Psychological theory of social cognition and Buddhist philosophy of cognition suggest that people's actions should determine their impressions of future events. In psychology, several studies have shown that behavior can activate constructs and thereby influence one's perception. However, they do not address prosocial behavior, a specific concern of Buddhist philosophy and the theory of karma. Two experiments examined the ability of prosocial behavior to influence perceptions of other people using a single round prisoner's dilemma game (PD). In the first study, cooperative (prosocial) behavior in the PD was manipulated by first priming undergraduate psychology student participants with selfless or selfish thoughts through a paragraph-reading task. PD game and priming control conditions were included. After the PD game, participants read a description of a target person that was ambiguously relevant to prosocial traits. Then they rated the target on fourteen positive, neutral or negative personality traits that were either related or unrelated to the primed construct, cooperativeness. As predicted, compared to those who competed, cooperators in the

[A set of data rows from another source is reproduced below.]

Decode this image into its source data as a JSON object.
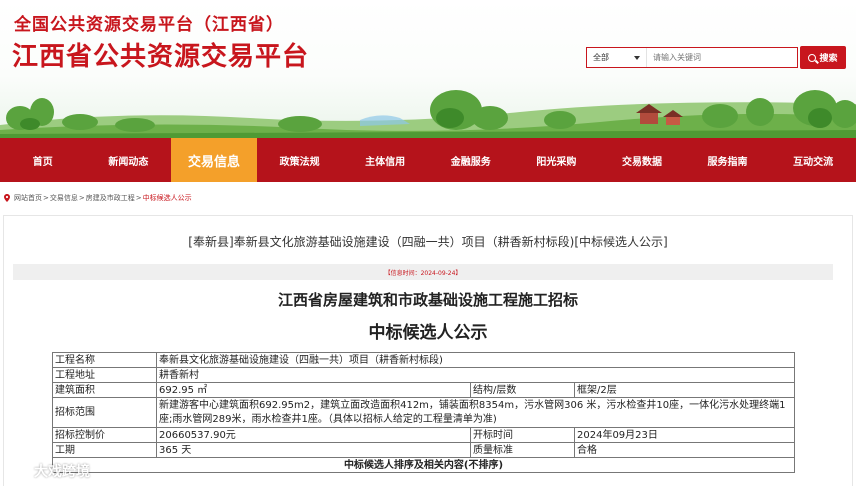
{
  "header": {
    "subtitle": "全国公共资源交易平台（江西省）",
    "title": "江西省公共资源交易平台"
  },
  "search": {
    "category": "全部",
    "placeholder": "请输入关键词",
    "button_label": "搜索"
  },
  "nav": {
    "items": [
      "首页",
      "新闻动态",
      "交易信息",
      "政策法规",
      "主体信用",
      "金融服务",
      "阳光采购",
      "交易数据",
      "服务指南",
      "互动交流"
    ],
    "active_index": 2
  },
  "breadcrumb": {
    "items": [
      "网站首页",
      "交易信息",
      "房建及市政工程",
      "中标候选人公示"
    ]
  },
  "article": {
    "title": "[奉新县]奉新县文化旅游基础设施建设（四融一共）项目（耕香新村标段)[中标候选人公示]",
    "info": "【信息时间：2024-09-24】",
    "heading1": "江西省房屋建筑和市政基础设施工程施工招标",
    "heading2": "中标候选人公示"
  },
  "table": {
    "project_name_label": "工程名称",
    "project_name": "奉新县文化旅游基础设施建设（四融一共）项目（耕香新村标段)",
    "address_label": "工程地址",
    "address": "耕香新村",
    "area_label": "建筑面积",
    "area": "692.95 ㎡",
    "structure_label": "结构/层数",
    "structure": "框架/2层",
    "scope_label": "招标范围",
    "scope": "新建游客中心建筑面积692.95m2，建筑立面改造面积412m，铺装面积8354m，污水管网306 米，污水检查井10座，一体化污水处理终端1座;雨水管网289米，雨水检查井1座。（具体以招标人给定的工程量清单为准)",
    "price_label": "招标控制价",
    "price": "20660537.90元",
    "start_label": "开标时间",
    "start": "2024年09月23日",
    "duration_label": "工期",
    "duration": "365 天",
    "quality_label": "质量标准",
    "quality": "合格",
    "section_title": "中标候选人排序及相关内容(不排序)"
  },
  "watermark": {
    "text": "大戏跨境"
  },
  "colors": {
    "brand_red": "#c8161d",
    "nav_red": "#b5131b",
    "nav_active": "#f4a02a"
  }
}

PD rated the target significantly higher on the four positive valence traits related to cooperativeness. Due to inadequate manipulation of cooperative behavior, results of experiment 1 provided only correlational support for the hypothesis. When this limitation was addressed in experiment 2, trends in the data suggested support for the hypothesis but results failed to reach significance. Methodological limitations of the current work as well as directions for future research are discussed.